Work to be completed:
Pick out the lines below that include the string "Configuration".

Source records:

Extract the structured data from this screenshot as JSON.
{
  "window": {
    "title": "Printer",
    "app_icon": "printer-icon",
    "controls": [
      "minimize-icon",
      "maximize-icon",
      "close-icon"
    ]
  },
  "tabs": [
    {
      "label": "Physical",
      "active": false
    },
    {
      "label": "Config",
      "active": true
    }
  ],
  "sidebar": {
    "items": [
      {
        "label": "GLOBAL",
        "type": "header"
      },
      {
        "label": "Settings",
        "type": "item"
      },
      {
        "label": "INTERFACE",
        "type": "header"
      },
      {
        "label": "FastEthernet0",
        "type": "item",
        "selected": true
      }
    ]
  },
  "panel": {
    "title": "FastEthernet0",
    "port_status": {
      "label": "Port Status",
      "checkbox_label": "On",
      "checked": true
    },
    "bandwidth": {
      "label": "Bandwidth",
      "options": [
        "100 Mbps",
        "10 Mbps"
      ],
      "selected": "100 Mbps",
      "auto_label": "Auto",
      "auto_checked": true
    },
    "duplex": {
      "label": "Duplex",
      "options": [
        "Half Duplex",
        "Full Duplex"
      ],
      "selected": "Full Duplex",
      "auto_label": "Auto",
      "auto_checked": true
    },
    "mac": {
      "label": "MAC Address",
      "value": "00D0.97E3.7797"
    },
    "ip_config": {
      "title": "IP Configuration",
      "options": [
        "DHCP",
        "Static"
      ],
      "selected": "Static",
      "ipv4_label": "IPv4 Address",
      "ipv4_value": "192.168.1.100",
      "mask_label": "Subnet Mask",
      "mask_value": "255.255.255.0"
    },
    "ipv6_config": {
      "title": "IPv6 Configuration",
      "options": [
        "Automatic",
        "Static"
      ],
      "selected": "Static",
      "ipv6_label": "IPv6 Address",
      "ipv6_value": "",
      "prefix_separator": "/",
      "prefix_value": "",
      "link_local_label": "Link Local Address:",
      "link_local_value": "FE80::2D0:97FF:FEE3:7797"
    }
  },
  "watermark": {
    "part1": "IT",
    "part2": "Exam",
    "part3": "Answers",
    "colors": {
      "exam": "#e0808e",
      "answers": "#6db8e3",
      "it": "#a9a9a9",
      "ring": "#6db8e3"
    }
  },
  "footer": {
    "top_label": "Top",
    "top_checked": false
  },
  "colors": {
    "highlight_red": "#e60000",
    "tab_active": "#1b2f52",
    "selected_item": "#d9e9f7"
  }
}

Task output:
      "title": "IP Configuration",
      "title": "IPv6 Configuration",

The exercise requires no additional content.